** Opening RECORDS SUPPLIED block **
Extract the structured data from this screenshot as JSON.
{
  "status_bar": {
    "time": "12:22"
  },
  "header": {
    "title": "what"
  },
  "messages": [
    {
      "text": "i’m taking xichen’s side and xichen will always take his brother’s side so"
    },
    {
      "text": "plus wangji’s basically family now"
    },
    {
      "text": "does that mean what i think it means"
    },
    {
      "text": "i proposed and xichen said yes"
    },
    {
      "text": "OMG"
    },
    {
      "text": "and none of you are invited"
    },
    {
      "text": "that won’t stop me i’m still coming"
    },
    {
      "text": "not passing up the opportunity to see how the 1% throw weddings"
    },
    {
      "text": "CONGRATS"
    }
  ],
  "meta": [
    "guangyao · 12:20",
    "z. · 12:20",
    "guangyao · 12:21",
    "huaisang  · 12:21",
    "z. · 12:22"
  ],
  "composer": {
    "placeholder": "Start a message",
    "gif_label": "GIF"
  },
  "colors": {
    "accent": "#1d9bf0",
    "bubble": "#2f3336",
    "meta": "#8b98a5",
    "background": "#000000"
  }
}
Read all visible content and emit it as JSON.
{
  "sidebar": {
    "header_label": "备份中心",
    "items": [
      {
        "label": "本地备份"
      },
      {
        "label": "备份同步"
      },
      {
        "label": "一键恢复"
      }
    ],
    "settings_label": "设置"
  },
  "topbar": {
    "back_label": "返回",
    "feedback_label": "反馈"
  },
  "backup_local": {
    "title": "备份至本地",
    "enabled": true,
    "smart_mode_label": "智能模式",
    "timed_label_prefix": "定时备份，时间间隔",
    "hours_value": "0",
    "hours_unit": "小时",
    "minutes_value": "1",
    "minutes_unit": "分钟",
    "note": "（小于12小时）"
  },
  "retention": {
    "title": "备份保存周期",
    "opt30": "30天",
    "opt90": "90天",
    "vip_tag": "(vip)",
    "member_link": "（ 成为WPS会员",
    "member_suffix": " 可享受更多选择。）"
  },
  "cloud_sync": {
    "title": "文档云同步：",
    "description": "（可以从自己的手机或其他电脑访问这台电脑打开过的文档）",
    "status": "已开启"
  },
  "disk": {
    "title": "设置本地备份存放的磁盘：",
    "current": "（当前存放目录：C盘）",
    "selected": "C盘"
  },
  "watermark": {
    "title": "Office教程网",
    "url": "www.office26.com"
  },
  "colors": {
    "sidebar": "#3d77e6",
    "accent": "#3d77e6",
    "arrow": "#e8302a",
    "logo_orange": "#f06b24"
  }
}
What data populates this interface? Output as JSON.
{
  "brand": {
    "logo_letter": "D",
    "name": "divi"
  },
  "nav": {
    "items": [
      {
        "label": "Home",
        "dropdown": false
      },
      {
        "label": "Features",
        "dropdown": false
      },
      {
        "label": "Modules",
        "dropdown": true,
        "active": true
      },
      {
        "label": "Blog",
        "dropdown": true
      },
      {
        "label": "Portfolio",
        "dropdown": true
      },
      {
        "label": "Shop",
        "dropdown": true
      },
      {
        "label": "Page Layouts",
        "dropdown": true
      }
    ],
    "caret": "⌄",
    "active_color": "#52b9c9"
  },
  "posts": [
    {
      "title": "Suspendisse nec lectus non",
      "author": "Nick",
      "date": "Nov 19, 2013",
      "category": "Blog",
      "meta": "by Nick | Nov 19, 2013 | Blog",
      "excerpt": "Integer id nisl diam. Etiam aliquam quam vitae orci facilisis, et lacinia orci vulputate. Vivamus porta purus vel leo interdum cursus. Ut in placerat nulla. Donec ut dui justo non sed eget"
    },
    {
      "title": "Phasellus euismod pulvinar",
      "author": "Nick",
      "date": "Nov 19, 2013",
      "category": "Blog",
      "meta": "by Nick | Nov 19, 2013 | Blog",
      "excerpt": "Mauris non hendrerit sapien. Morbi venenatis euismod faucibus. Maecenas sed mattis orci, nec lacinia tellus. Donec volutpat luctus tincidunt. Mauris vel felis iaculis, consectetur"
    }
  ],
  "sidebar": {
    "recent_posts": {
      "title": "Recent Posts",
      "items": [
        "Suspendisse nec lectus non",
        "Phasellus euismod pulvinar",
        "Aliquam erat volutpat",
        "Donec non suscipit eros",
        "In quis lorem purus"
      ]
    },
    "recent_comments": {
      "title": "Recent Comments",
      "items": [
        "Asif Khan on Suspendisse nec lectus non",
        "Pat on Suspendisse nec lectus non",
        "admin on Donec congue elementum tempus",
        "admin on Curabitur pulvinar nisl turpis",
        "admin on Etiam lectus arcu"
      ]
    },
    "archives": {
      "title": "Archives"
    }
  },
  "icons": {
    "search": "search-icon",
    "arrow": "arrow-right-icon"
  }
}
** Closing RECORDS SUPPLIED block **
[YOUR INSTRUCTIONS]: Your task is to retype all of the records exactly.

[EXPECTED ANSWER]:
Extract the structured data from this screenshot as JSON.
{
  "status_bar": {
    "time": "12:22"
  },
  "header": {
    "title": "what"
  },
  "messages": [
    {
      "text": "i’m taking xichen’s side and xichen will always take his brother’s side so"
    },
    {
      "text": "plus wangji’s basically family now"
    },
    {
      "text": "does that mean what i think it means"
    },
    {
      "text": "i proposed and xichen said yes"
    },
    {
      "text": "OMG"
    },
    {
      "text": "and none of you are invited"
    },
    {
      "text": "that won’t stop me i’m still coming"
    },
    {
      "text": "not passing up the opportunity to see how the 1% throw weddings"
    },
    {
      "text": "CONGRATS"
    }
  ],
  "meta": [
    "guangyao · 12:20",
    "z. · 12:20",
    "guangyao · 12:21",
    "huaisang  · 12:21",
    "z. · 12:22"
  ],
  "composer": {
    "placeholder": "Start a message",
    "gif_label": "GIF"
  },
  "colors": {
    "accent": "#1d9bf0",
    "bubble": "#2f3336",
    "meta": "#8b98a5",
    "background": "#000000"
  }
}
Read all visible content and emit it as JSON.
{
  "sidebar": {
    "header_label": "备份中心",
    "items": [
      {
        "label": "本地备份"
      },
      {
        "label": "备份同步"
      },
      {
        "label": "一键恢复"
      }
    ],
    "settings_label": "设置"
  },
  "topbar": {
    "back_label": "返回",
    "feedback_label": "反馈"
  },
  "backup_local": {
    "title": "备份至本地",
    "enabled": true,
    "smart_mode_label": "智能模式",
    "timed_label_prefix": "定时备份，时间间隔",
    "hours_value": "0",
    "hours_unit": "小时",
    "minutes_value": "1",
    "minutes_unit": "分钟",
    "note": "（小于12小时）"
  },
  "retention": {
    "title": "备份保存周期",
    "opt30": "30天",
    "opt90": "90天",
    "vip_tag": "(vip)",
    "member_link": "（ 成为WPS会员",
    "member_suffix": " 可享受更多选择。）"
  },
  "cloud_sync": {
    "title": "文档云同步：",
    "description": "（可以从自己的手机或其他电脑访问这台电脑打开过的文档）",
    "status": "已开启"
  },
  "disk": {
    "title": "设置本地备份存放的磁盘：",
    "current": "（当前存放目录：C盘）",
    "selected": "C盘"
  },
  "watermark": {
    "title": "Office教程网",
    "url": "www.office26.com"
  },
  "colors": {
    "sidebar": "#3d77e6",
    "accent": "#3d77e6",
    "arrow": "#e8302a",
    "logo_orange": "#f06b24"
  }
}
What data populates this interface? Output as JSON.
{
  "brand": {
    "logo_letter": "D",
    "name": "divi"
  },
  "nav": {
    "items": [
      {
        "label": "Home",
        "dropdown": false
      },
      {
        "label": "Features",
        "dropdown": false
      },
      {
        "label": "Modules",
        "dropdown": true,
        "active": true
      },
      {
        "label": "Blog",
        "dropdown": true
      },
      {
        "label": "Portfolio",
        "dropdown": true
      },
      {
        "label": "Shop",
        "dropdown": true
      },
      {
        "label": "Page Layouts",
        "dropdown": true
      }
    ],
    "caret": "⌄",
    "active_color": "#52b9c9"
  },
  "posts": [
    {
      "title": "Suspendisse nec lectus non",
      "author": "Nick",
      "date": "Nov 19, 2013",
      "category": "Blog",
      "meta": "by Nick | Nov 19, 2013 | Blog",
      "excerpt": "Integer id nisl diam. Etiam aliquam quam vitae orci facilisis, et lacinia orci vulputate. Vivamus porta purus vel leo interdum cursus. Ut in placerat nulla. Donec ut dui justo non sed eget"
    },
    {
      "title": "Phasellus euismod pulvinar",
      "author": "Nick",
      "date": "Nov 19, 2013",
      "category": "Blog",
      "meta": "by Nick | Nov 19, 2013 | Blog",
      "excerpt": "Mauris non hendrerit sapien. Morbi venenatis euismod faucibus. Maecenas sed mattis orci, nec lacinia tellus. Donec volutpat luctus tincidunt. Mauris vel felis iaculis, consectetur"
    }
  ],
  "sidebar": {
    "recent_posts": {
      "title": "Recent Posts",
      "items": [
        "Suspendisse nec lectus non",
        "Phasellus euismod pulvinar",
        "Aliquam erat volutpat",
        "Donec non suscipit eros",
        "In quis lorem purus"
      ]
    },
    "recent_comments": {
      "title": "Recent Comments",
      "items": [
        "Asif Khan on Suspendisse nec lectus non",
        "Pat on Suspendisse nec lectus non",
        "admin on Donec congue elementum tempus",
        "admin on Curabitur pulvinar nisl turpis",
        "admin on Etiam lectus arcu"
      ]
    },
    "archives": {
      "title": "Archives"
    }
  },
  "icons": {
    "search": "search-icon",
    "arrow": "arrow-right-icon"
  }
}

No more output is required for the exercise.